[Items listed in a dataset]
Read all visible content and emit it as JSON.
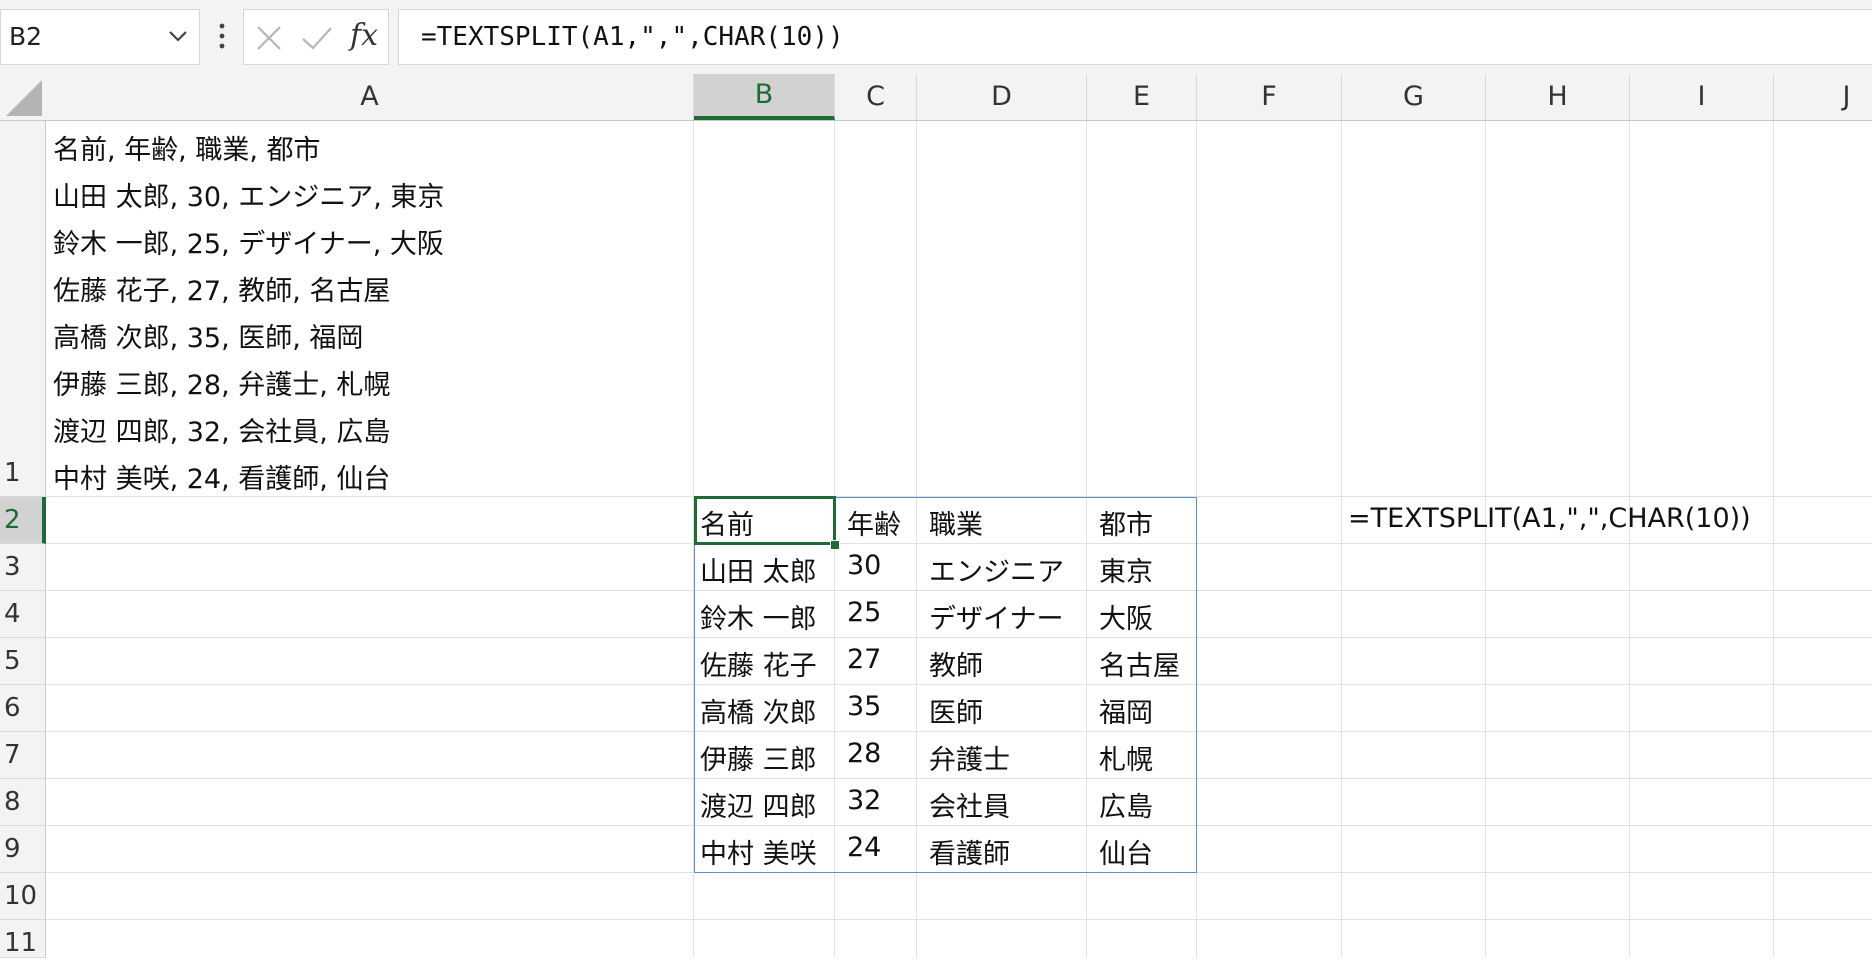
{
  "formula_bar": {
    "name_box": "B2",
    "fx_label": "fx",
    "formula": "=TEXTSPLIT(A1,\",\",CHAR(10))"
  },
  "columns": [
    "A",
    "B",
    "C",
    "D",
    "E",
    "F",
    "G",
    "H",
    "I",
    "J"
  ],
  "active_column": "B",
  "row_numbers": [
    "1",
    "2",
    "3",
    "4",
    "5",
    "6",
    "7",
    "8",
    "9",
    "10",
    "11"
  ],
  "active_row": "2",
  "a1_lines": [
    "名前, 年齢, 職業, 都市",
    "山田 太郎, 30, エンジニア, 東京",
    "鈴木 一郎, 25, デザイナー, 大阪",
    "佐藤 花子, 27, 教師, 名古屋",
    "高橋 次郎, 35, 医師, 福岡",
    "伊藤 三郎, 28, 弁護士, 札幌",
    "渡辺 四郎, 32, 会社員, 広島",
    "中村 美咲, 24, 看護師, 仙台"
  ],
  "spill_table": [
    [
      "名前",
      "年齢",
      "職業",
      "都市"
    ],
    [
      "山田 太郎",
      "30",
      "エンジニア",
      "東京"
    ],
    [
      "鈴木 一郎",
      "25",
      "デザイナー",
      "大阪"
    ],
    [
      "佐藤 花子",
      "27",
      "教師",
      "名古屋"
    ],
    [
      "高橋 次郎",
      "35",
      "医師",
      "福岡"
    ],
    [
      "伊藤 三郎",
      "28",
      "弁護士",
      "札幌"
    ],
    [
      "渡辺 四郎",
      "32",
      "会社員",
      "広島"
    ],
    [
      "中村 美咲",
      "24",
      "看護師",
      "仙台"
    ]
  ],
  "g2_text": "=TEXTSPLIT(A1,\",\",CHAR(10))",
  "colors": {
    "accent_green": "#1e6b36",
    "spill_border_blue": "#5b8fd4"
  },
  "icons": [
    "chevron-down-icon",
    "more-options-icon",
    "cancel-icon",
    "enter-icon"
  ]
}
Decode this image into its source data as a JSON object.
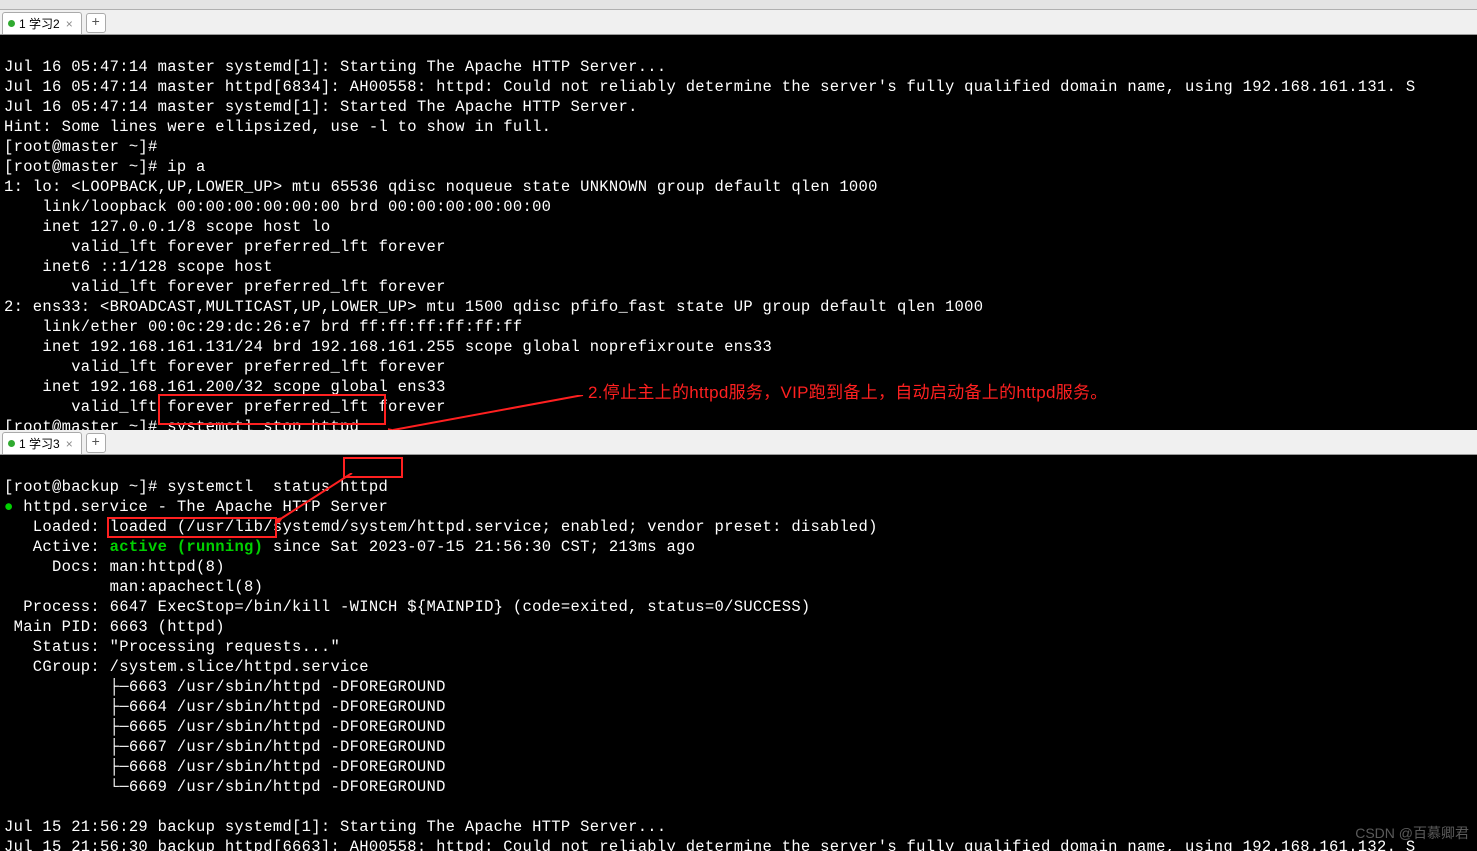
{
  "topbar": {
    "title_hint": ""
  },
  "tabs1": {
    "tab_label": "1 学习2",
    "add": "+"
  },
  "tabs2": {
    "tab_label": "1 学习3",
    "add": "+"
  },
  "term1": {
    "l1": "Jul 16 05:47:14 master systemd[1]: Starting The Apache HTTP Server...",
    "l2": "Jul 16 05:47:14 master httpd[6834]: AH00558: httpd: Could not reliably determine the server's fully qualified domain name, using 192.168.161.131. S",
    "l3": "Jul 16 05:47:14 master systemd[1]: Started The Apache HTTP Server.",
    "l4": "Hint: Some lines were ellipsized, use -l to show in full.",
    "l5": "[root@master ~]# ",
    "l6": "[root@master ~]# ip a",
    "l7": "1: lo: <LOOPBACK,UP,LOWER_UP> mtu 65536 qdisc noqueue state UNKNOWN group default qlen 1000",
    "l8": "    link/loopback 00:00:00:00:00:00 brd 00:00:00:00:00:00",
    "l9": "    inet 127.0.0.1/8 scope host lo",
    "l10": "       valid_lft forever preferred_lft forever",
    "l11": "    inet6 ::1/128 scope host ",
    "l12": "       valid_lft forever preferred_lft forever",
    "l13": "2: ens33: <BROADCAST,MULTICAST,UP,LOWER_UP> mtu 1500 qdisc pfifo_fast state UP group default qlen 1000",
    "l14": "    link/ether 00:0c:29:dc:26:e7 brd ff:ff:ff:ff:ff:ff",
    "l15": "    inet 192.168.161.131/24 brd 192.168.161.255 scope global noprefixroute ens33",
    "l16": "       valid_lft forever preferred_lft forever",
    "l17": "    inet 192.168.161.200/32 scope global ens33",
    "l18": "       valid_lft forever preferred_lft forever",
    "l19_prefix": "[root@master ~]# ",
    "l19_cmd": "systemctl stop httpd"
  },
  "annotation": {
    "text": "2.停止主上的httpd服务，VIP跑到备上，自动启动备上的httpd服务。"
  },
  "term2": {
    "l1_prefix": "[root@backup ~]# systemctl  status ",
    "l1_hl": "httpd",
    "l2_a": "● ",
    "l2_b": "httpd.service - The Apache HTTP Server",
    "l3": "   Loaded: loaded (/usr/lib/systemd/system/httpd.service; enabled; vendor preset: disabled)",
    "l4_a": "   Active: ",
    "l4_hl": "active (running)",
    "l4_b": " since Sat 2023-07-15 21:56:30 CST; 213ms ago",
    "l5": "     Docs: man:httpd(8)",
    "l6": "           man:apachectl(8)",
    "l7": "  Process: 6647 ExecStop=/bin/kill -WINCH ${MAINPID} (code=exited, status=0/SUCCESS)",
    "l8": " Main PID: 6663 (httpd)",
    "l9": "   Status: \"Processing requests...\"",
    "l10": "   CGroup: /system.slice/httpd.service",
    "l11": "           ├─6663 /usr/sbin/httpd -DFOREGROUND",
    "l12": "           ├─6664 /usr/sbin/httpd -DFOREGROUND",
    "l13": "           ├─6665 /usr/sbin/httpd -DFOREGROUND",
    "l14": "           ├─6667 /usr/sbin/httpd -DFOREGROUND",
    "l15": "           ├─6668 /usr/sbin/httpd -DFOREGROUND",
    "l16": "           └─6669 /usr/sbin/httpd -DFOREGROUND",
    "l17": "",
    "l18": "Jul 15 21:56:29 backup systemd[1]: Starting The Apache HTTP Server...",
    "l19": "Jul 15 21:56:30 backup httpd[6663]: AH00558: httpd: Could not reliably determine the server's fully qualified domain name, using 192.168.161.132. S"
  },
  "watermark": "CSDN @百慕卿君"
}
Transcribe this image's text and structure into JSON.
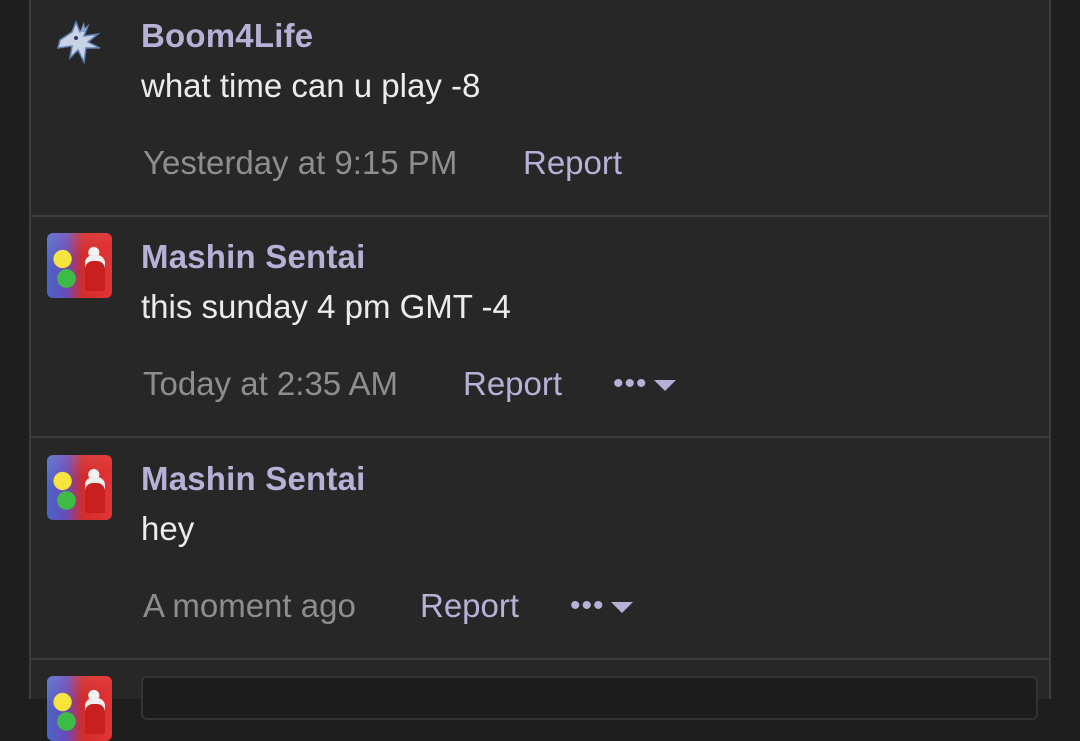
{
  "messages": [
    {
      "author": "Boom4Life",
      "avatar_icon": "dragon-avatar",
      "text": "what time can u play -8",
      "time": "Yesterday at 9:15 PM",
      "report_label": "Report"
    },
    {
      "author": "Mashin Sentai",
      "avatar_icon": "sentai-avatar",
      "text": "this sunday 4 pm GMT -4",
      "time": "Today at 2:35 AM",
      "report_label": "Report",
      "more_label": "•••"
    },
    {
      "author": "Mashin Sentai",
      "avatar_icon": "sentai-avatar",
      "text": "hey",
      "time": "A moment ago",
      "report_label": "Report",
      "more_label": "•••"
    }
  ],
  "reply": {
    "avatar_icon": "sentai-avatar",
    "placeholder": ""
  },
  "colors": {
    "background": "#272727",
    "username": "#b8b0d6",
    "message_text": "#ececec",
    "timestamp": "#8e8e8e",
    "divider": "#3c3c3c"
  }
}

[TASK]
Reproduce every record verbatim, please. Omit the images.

[ANSWER SECTION]
Read all visible content and emit it as JSON.
{
  "formula_bar": {
    "name_box": "B2",
    "fx_label": "fx",
    "formula": "=TEXTSPLIT(A1,\",\",CHAR(10))"
  },
  "columns": [
    "A",
    "B",
    "C",
    "D",
    "E",
    "F",
    "G",
    "H",
    "I",
    "J"
  ],
  "active_column": "B",
  "row_numbers": [
    "1",
    "2",
    "3",
    "4",
    "5",
    "6",
    "7",
    "8",
    "9",
    "10",
    "11"
  ],
  "active_row": "2",
  "a1_lines": [
    "名前, 年齢, 職業, 都市",
    "山田 太郎, 30, エンジニア, 東京",
    "鈴木 一郎, 25, デザイナー, 大阪",
    "佐藤 花子, 27, 教師, 名古屋",
    "高橋 次郎, 35, 医師, 福岡",
    "伊藤 三郎, 28, 弁護士, 札幌",
    "渡辺 四郎, 32, 会社員, 広島",
    "中村 美咲, 24, 看護師, 仙台"
  ],
  "spill_table": [
    [
      "名前",
      "年齢",
      "職業",
      "都市"
    ],
    [
      "山田 太郎",
      "30",
      "エンジニア",
      "東京"
    ],
    [
      "鈴木 一郎",
      "25",
      "デザイナー",
      "大阪"
    ],
    [
      "佐藤 花子",
      "27",
      "教師",
      "名古屋"
    ],
    [
      "高橋 次郎",
      "35",
      "医師",
      "福岡"
    ],
    [
      "伊藤 三郎",
      "28",
      "弁護士",
      "札幌"
    ],
    [
      "渡辺 四郎",
      "32",
      "会社員",
      "広島"
    ],
    [
      "中村 美咲",
      "24",
      "看護師",
      "仙台"
    ]
  ],
  "g2_text": "=TEXTSPLIT(A1,\",\",CHAR(10))",
  "colors": {
    "accent_green": "#1e6b36",
    "spill_border_blue": "#5b8fd4"
  },
  "icons": [
    "chevron-down-icon",
    "more-options-icon",
    "cancel-icon",
    "enter-icon"
  ]
}
Decode this image into its source data as a JSON object.
{
  "topbar": {
    "title_hint": ""
  },
  "tabs1": {
    "tab_label": "1 学习2",
    "add": "+"
  },
  "tabs2": {
    "tab_label": "1 学习3",
    "add": "+"
  },
  "term1": {
    "l1": "Jul 16 05:47:14 master systemd[1]: Starting The Apache HTTP Server...",
    "l2": "Jul 16 05:47:14 master httpd[6834]: AH00558: httpd: Could not reliably determine the server's fully qualified domain name, using 192.168.161.131. S",
    "l3": "Jul 16 05:47:14 master systemd[1]: Started The Apache HTTP Server.",
    "l4": "Hint: Some lines were ellipsized, use -l to show in full.",
    "l5": "[root@master ~]# ",
    "l6": "[root@master ~]# ip a",
    "l7": "1: lo: <LOOPBACK,UP,LOWER_UP> mtu 65536 qdisc noqueue state UNKNOWN group default qlen 1000",
    "l8": "    link/loopback 00:00:00:00:00:00 brd 00:00:00:00:00:00",
    "l9": "    inet 127.0.0.1/8 scope host lo",
    "l10": "       valid_lft forever preferred_lft forever",
    "l11": "    inet6 ::1/128 scope host ",
    "l12": "       valid_lft forever preferred_lft forever",
    "l13": "2: ens33: <BROADCAST,MULTICAST,UP,LOWER_UP> mtu 1500 qdisc pfifo_fast state UP group default qlen 1000",
    "l14": "    link/ether 00:0c:29:dc:26:e7 brd ff:ff:ff:ff:ff:ff",
    "l15": "    inet 192.168.161.131/24 brd 192.168.161.255 scope global noprefixroute ens33",
    "l16": "       valid_lft forever preferred_lft forever",
    "l17": "    inet 192.168.161.200/32 scope global ens33",
    "l18": "       valid_lft forever preferred_lft forever",
    "l19_prefix": "[root@master ~]# ",
    "l19_cmd": "systemctl stop httpd"
  },
  "annotation": {
    "text": "2.停止主上的httpd服务，VIP跑到备上，自动启动备上的httpd服务。"
  },
  "term2": {
    "l1_prefix": "[root@backup ~]# systemctl  status ",
    "l1_hl": "httpd",
    "l2_a": "● ",
    "l2_b": "httpd.service - The Apache HTTP Server",
    "l3": "   Loaded: loaded (/usr/lib/systemd/system/httpd.service; enabled; vendor preset: disabled)",
    "l4_a": "   Active: ",
    "l4_hl": "active (running)",
    "l4_b": " since Sat 2023-07-15 21:56:30 CST; 213ms ago",
    "l5": "     Docs: man:httpd(8)",
    "l6": "           man:apachectl(8)",
    "l7": "  Process: 6647 ExecStop=/bin/kill -WINCH ${MAINPID} (code=exited, status=0/SUCCESS)",
    "l8": " Main PID: 6663 (httpd)",
    "l9": "   Status: \"Processing requests...\"",
    "l10": "   CGroup: /system.slice/httpd.service",
    "l11": "           ├─6663 /usr/sbin/httpd -DFOREGROUND",
    "l12": "           ├─6664 /usr/sbin/httpd -DFOREGROUND",
    "l13": "           ├─6665 /usr/sbin/httpd -DFOREGROUND",
    "l14": "           ├─6667 /usr/sbin/httpd -DFOREGROUND",
    "l15": "           ├─6668 /usr/sbin/httpd -DFOREGROUND",
    "l16": "           └─6669 /usr/sbin/httpd -DFOREGROUND",
    "l17": "",
    "l18": "Jul 15 21:56:29 backup systemd[1]: Starting The Apache HTTP Server...",
    "l19": "Jul 15 21:56:30 backup httpd[6663]: AH00558: httpd: Could not reliably determine the server's fully qualified domain name, using 192.168.161.132. S"
  },
  "watermark": "CSDN @百慕卿君"
}
Transcribe this image's text and structure into JSON.
{
  "messages": [
    {
      "author": "Boom4Life",
      "avatar_icon": "dragon-avatar",
      "text": "what time can u play -8",
      "time": "Yesterday at 9:15 PM",
      "report_label": "Report"
    },
    {
      "author": "Mashin Sentai",
      "avatar_icon": "sentai-avatar",
      "text": "this sunday 4 pm GMT -4",
      "time": "Today at 2:35 AM",
      "report_label": "Report",
      "more_label": "•••"
    },
    {
      "author": "Mashin Sentai",
      "avatar_icon": "sentai-avatar",
      "text": "hey",
      "time": "A moment ago",
      "report_label": "Report",
      "more_label": "•••"
    }
  ],
  "reply": {
    "avatar_icon": "sentai-avatar",
    "placeholder": ""
  },
  "colors": {
    "background": "#272727",
    "username": "#b8b0d6",
    "message_text": "#ececec",
    "timestamp": "#8e8e8e",
    "divider": "#3c3c3c"
  }
}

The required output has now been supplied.